I'm sure many of you have done just what I did at the EP and were pleased with your results you got.
My first proper subject getting away from AFocal was the Orion Nebula. I think it was somewhere near to 80 images at 1.6 seconds with the EOS 300D sat on a tripod and a 300mm lens. For a very first image I was pleased with the results. I think I will go back to the original DSS image at a later point to see how much I can improve it.
I then bought a cheap webcam but when testing it just didn't have enough control. So I bought an xBox webcam for under £5 delivered. The modification was quick and simple. Below are my first proper efforts of Jupiter, the second being with the 2x Barlows. Now they are no where anything as good as many post in the forums so I know I have a lot more work to do and just hope that the scope can produce better images.
I got the usual lunar that everyone must have tried when they use a webcam.
Not too happy with that but it was my first attempt with the webcam.
My first ever prime focal shot was lunar again as below. Focus is a little out but will certainly be visiting this in the future.
Back to the camera on the tripod and I got Pleiades.
After I fitted the MD, I just had to see how I could push the exposures compared to having the camera on the tripod. The scope was polar aligned the best I could get it and the MD slightly adjusted to try and get tracking as close as possible.
Upping the exposure times to 20 seconds was being ambitious to what I had done before. The good thing about digital is if it doesn't work just hit the delete button. If you don't try you will never succeed.
First subject of the night was Andromeda. I thing that being in a town the LP has not helped on this, but I can see it in the image which is far more than I can do with the naked eye.
Second was round to the normal Orion. Again low in the sky the LP has done no favours, plus only 10 images may not have been enough.
Lastly on the night I got the Beehive cluster. Probably the better result on the night as it was higher in the sky and less chance of LP.
Many people make lots of notes as they go on, I've spent far too much of my life at a keyboard and hopefully the blogs here will be my record of how I get along.

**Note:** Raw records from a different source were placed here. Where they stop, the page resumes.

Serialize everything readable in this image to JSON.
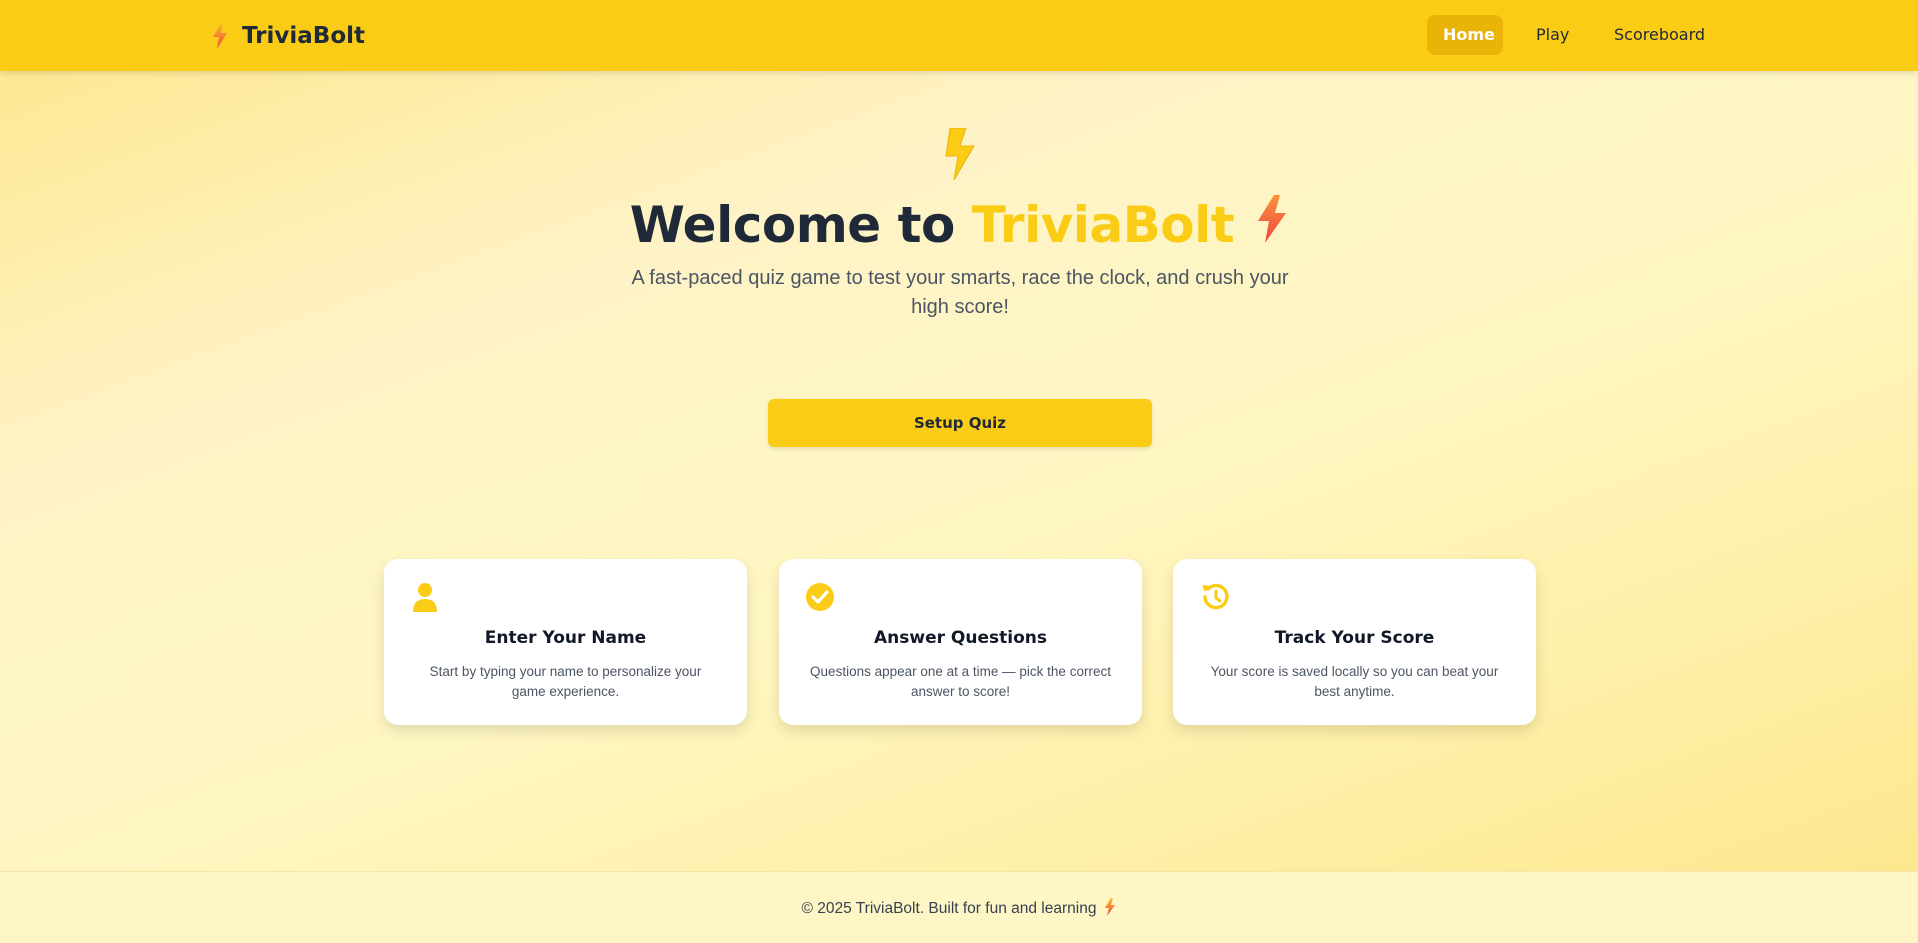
{
  "header": {
    "brand_name": "TriviaBolt",
    "brand_icon": "bolt-icon",
    "nav": [
      {
        "label": "Home",
        "active": true
      },
      {
        "label": "Play",
        "active": false
      },
      {
        "label": "Scoreboard",
        "active": false
      }
    ]
  },
  "hero": {
    "title_prefix": "Welcome to",
    "title_accent": "TriviaBolt",
    "subtitle": "A fast-paced quiz game to test your smarts, race the clock, and crush your high score!",
    "cta_label": "Setup Quiz"
  },
  "cards": [
    {
      "icon": "user-icon",
      "title": "Enter Your Name",
      "description": "Start by typing your name to personalize your game experience."
    },
    {
      "icon": "check-circle-icon",
      "title": "Answer Questions",
      "description": "Questions appear one at a time — pick the correct answer to score!"
    },
    {
      "icon": "history-icon",
      "title": "Track Your Score",
      "description": "Your score is saved locally so you can beat your best anytime."
    }
  ],
  "footer": {
    "text": "© 2025 TriviaBolt. Built for fun and learning"
  },
  "colors": {
    "primary": "#facc15",
    "nav_active": "#eab308",
    "bolt_orange": "#fb923c",
    "text_dark": "#1f2937"
  }
}
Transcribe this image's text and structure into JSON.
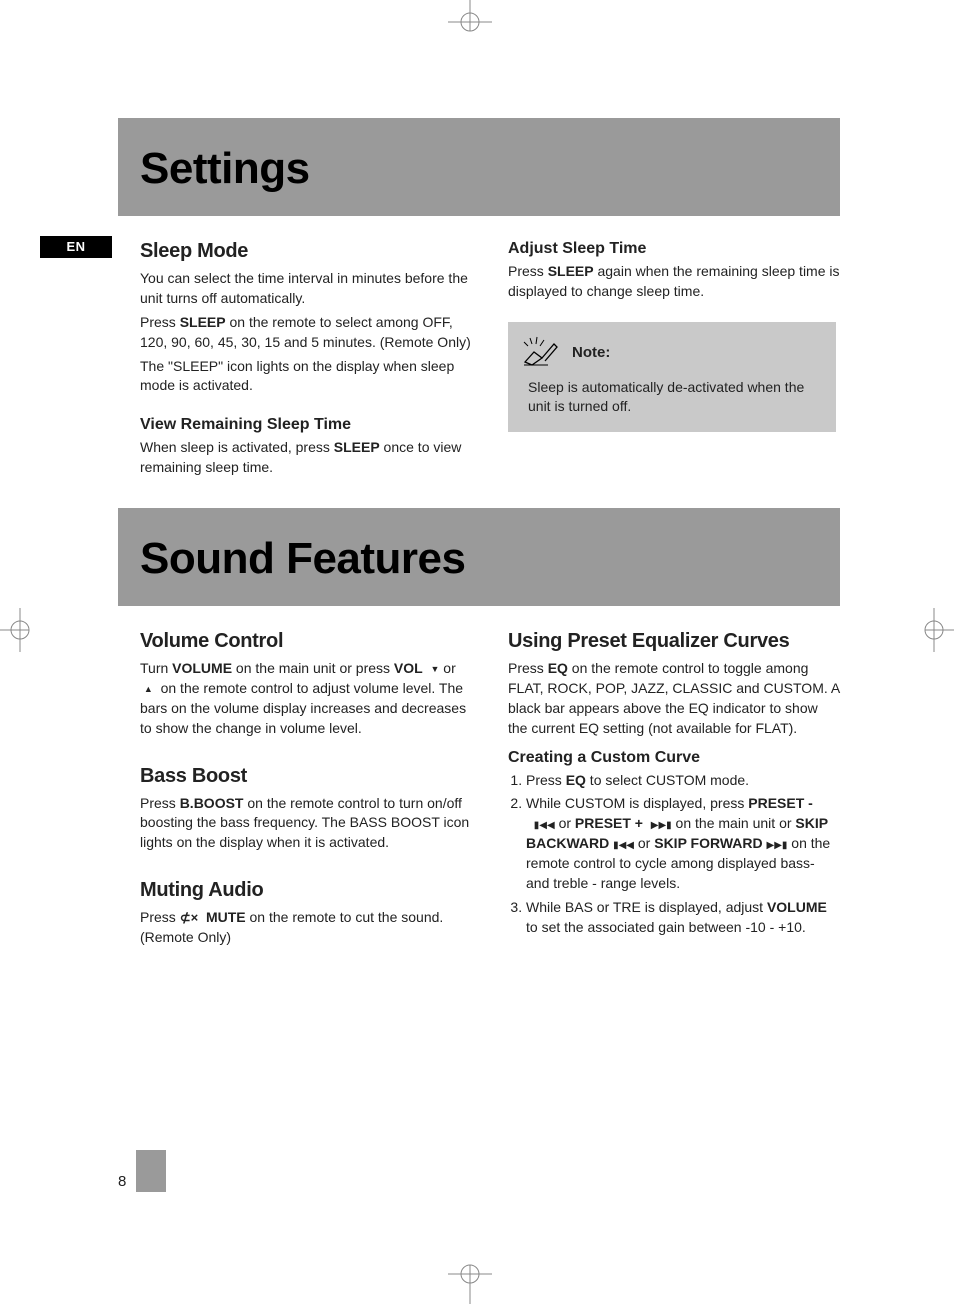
{
  "langTab": "EN",
  "banner1": "Settings",
  "banner2": "Sound Features",
  "sleep": {
    "title": "Sleep Mode",
    "p1a": "You can select the time interval in minutes before the unit turns off automatically.",
    "p2a": "Press ",
    "p2b": "SLEEP",
    "p2c": " on the remote to select among OFF, 120, 90, 60, 45, 30, 15 and  5 minutes.  (Remote Only)",
    "p3": "The \"SLEEP\" icon lights on the display when sleep mode is activated.",
    "viewTitle": "View Remaining Sleep Time",
    "viewP_a": "When sleep is activated, press ",
    "viewP_b": "SLEEP",
    "viewP_c": " once to view remaining sleep time."
  },
  "adjust": {
    "title": "Adjust Sleep Time",
    "p_a": "Press ",
    "p_b": "SLEEP",
    "p_c": " again when the remaining sleep time is displayed to change sleep time."
  },
  "note": {
    "label": "Note:",
    "text": "Sleep is automatically de-activated when the unit is turned off."
  },
  "volume": {
    "title": "Volume Control",
    "p_a": "Turn ",
    "p_b": "VOLUME",
    "p_c": "  on the main unit or press ",
    "p_d": "VOL",
    "p_e": "or ",
    "p_f": "on the remote control to adjust volume level. The bars on the volume display increases and decreases to show the change in volume level."
  },
  "bass": {
    "title": "Bass Boost",
    "p_a": "Press ",
    "p_b": "B.BOOST",
    "p_c": "  on the remote control to turn on/off boosting the bass frequency. The BASS BOOST icon lights on the display when it is activated."
  },
  "mute": {
    "title": "Muting Audio",
    "p_a": "Press  ",
    "p_b": "MUTE",
    "p_c": " on the remote to cut the sound. (Remote Only)"
  },
  "eq": {
    "title": "Using Preset Equalizer Curves",
    "p_a": "Press ",
    "p_b": "EQ",
    "p_c": "  on the remote control to toggle among FLAT, ROCK, POP, JAZZ, CLASSIC and CUSTOM.  A black bar appears above the EQ indicator to show the current EQ setting (not available for FLAT).",
    "customTitle": "Creating a Custom Curve",
    "s1a": "Press ",
    "s1b": "EQ",
    "s1c": " to select CUSTOM mode.",
    "s2a": "While CUSTOM is displayed, press ",
    "s2b": "PRESET -",
    "s2c": "or ",
    "s2d": "PRESET +",
    "s2e": "  on the main unit or ",
    "s2f": "SKIP BACKWARD",
    "s2g": " or ",
    "s2h": "SKIP FORWARD",
    "s2i": "  on the remote control to cycle  among displayed bass-  and treble - range levels.",
    "s3a": "While BAS or TRE is displayed, adjust ",
    "s3b": "VOLUME",
    "s3c": " to set the associated gain between -10 - +10."
  },
  "pageNumber": "8"
}
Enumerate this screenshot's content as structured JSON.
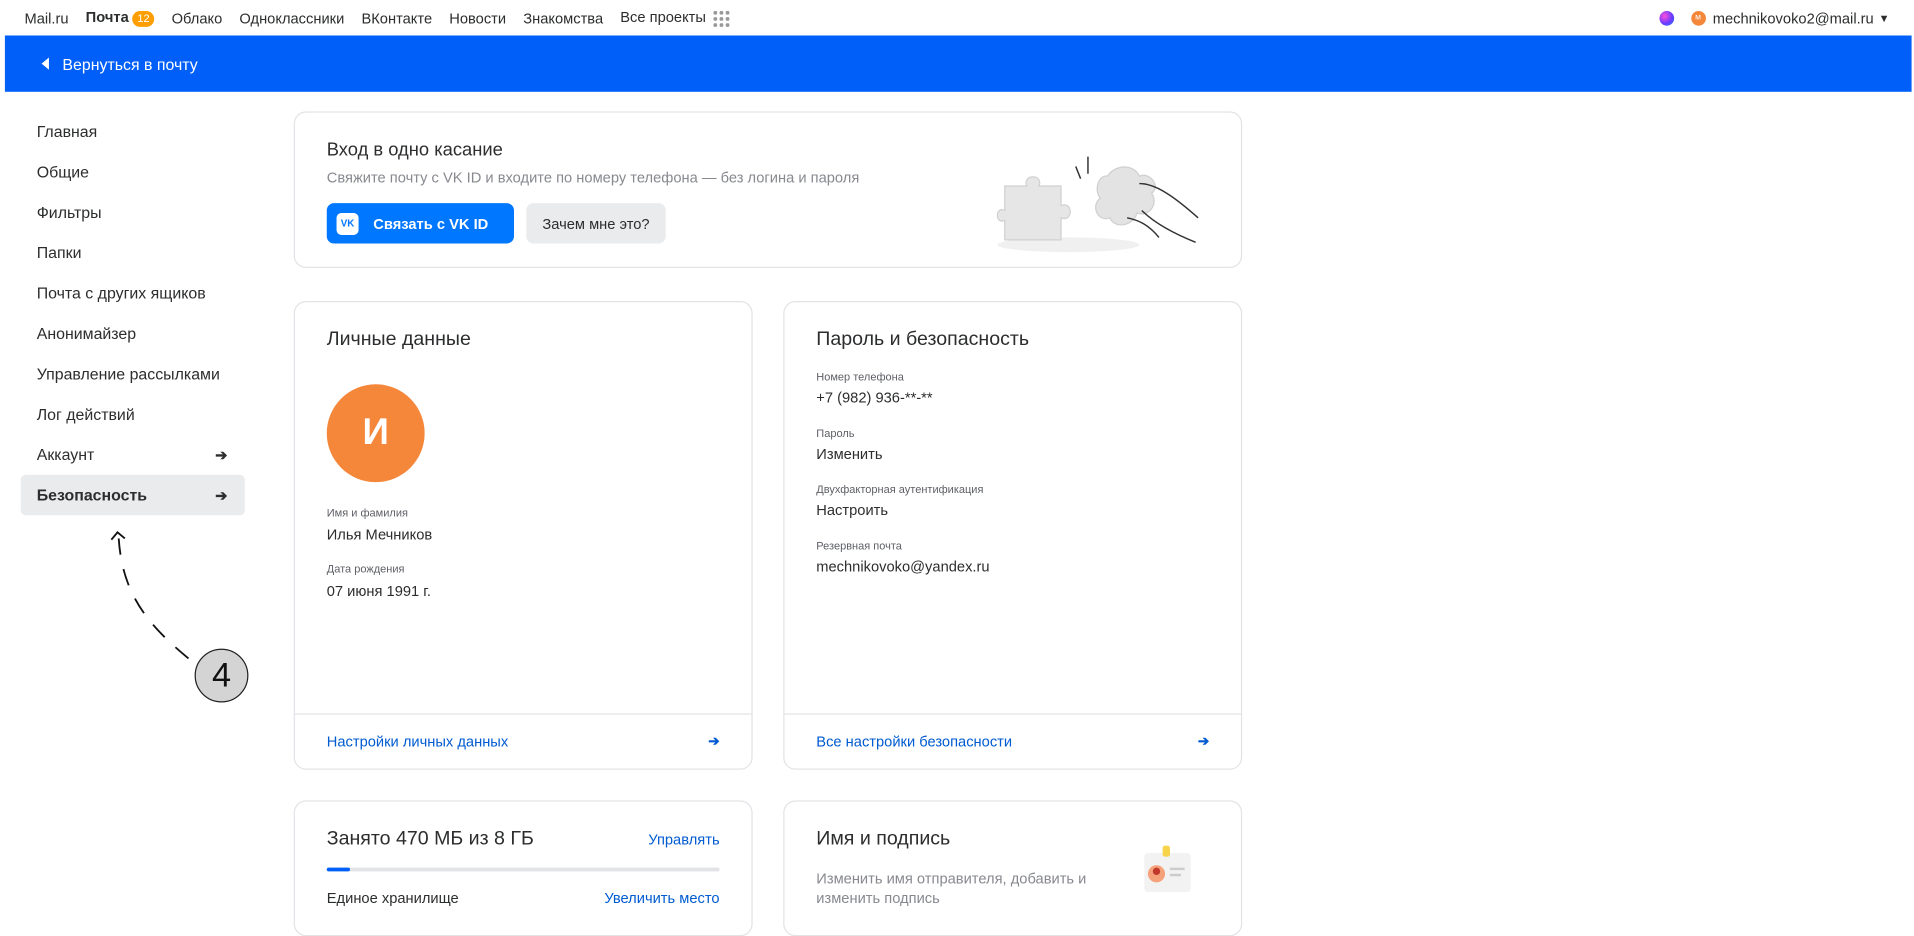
{
  "topnav": {
    "items": [
      "Mail.ru",
      "Почта",
      "Облако",
      "Одноклассники",
      "ВКонтакте",
      "Новости",
      "Знакомства",
      "Все проекты"
    ],
    "mail_badge": "12",
    "user_initial": "м",
    "user_email": "mechnikovoko2@mail.ru"
  },
  "bluebar": {
    "back_label": "Вернуться в почту"
  },
  "sidebar": {
    "items": [
      {
        "label": "Главная"
      },
      {
        "label": "Общие"
      },
      {
        "label": "Фильтры"
      },
      {
        "label": "Папки"
      },
      {
        "label": "Почта с других ящиков"
      },
      {
        "label": "Анонимайзер"
      },
      {
        "label": "Управление рассылками"
      },
      {
        "label": "Лог действий"
      },
      {
        "label": "Аккаунт"
      },
      {
        "label": "Безопасность"
      }
    ]
  },
  "onetouch": {
    "title": "Вход в одно касание",
    "subtitle": "Свяжите почту с VK ID и входите по номеру телефона — без логина и пароля",
    "vk_button": "Связать с VK ID",
    "vk_logo": "VK",
    "why_button": "Зачем мне это?"
  },
  "personal": {
    "title": "Личные данные",
    "avatar_letter": "И",
    "name_label": "Имя и фамилия",
    "name_value": "Илья Мечников",
    "birth_label": "Дата рождения",
    "birth_value": "07 июня 1991 г.",
    "footer_link": "Настройки личных данных"
  },
  "security": {
    "title": "Пароль и безопасность",
    "phone_label": "Номер телефона",
    "phone_value": "+7 (982) 936-**-**",
    "password_label": "Пароль",
    "password_link": "Изменить",
    "twofa_label": "Двухфакторная аутентификация",
    "twofa_link": "Настроить",
    "backup_label": "Резервная почта",
    "backup_value": "mechnikovoko@yandex.ru",
    "footer_link": "Все настройки безопасности"
  },
  "storage": {
    "title": "Занято 470 МБ из 8 ГБ",
    "manage_link": "Управлять",
    "used_fraction": 0.06,
    "unified_label": "Единое хранилище",
    "increase_link": "Увеличить место"
  },
  "signature": {
    "title": "Имя и подпись",
    "text": "Изменить имя отправителя, добавить и изменить подпись"
  },
  "annotation": {
    "step_number": "4"
  },
  "colors": {
    "accent": "#005ff9",
    "avatar": "#f5873b",
    "link": "#005bd1",
    "badge": "#ff9e00"
  }
}
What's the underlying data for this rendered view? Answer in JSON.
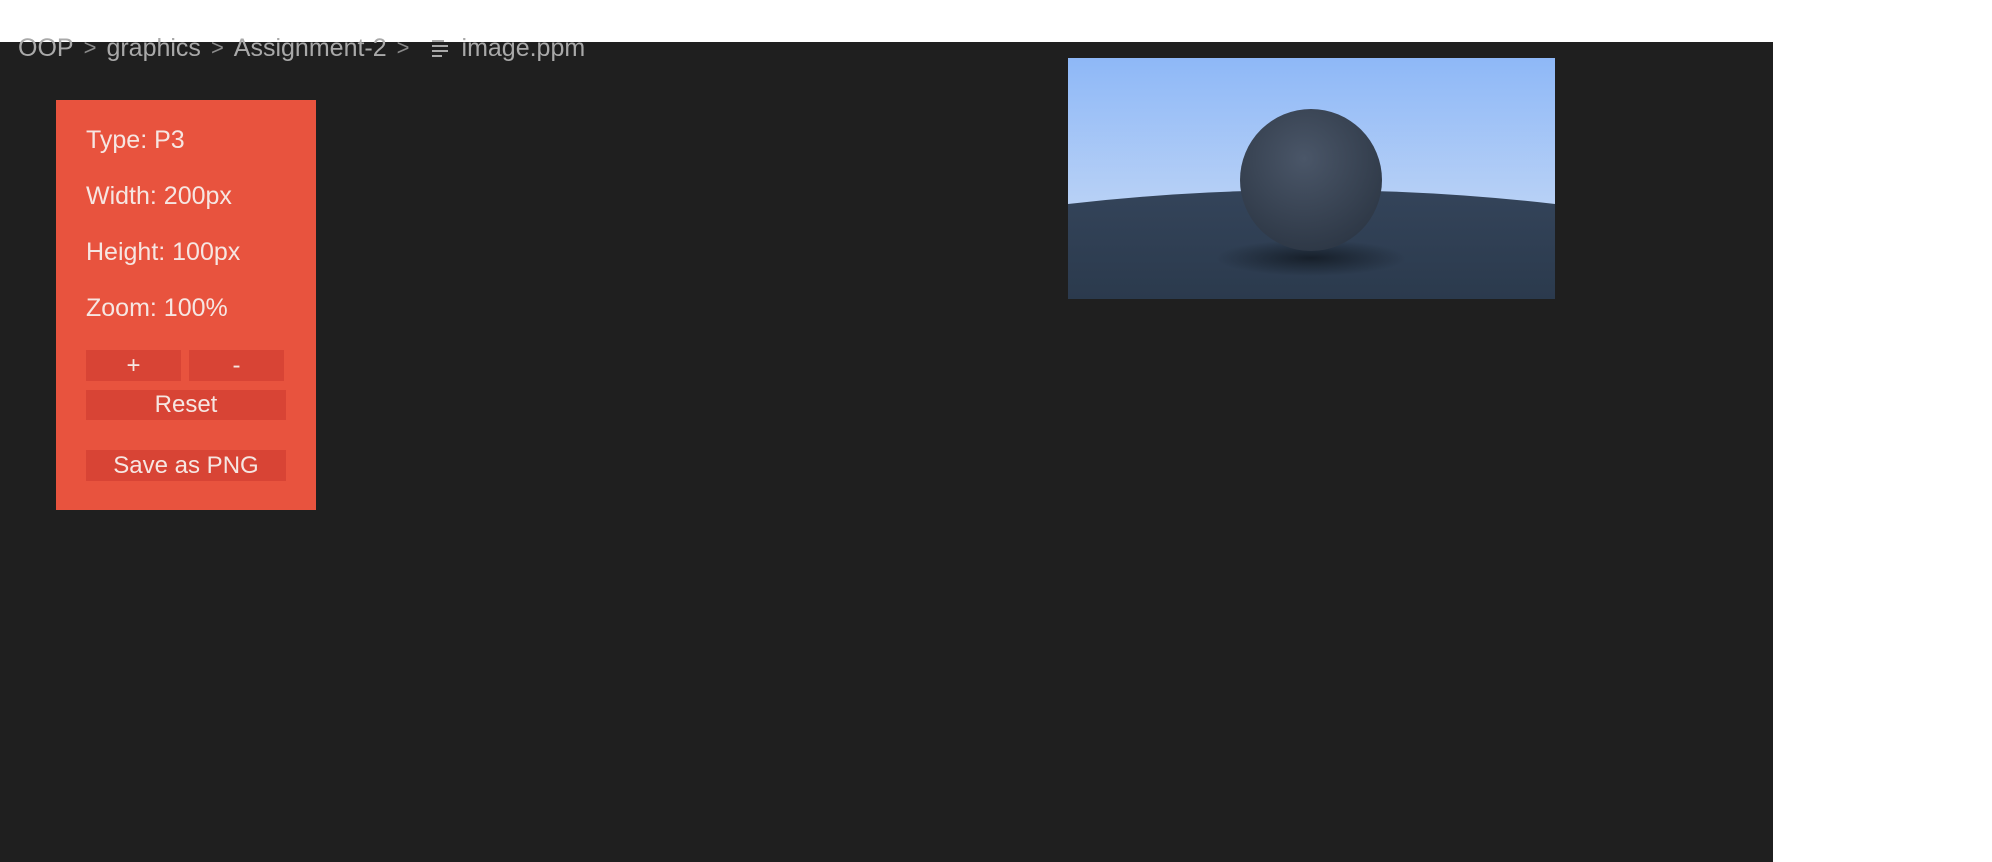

In these forums the people are so friendly and helpful from what might seem a silly question, a very specific techincal question or just general banter.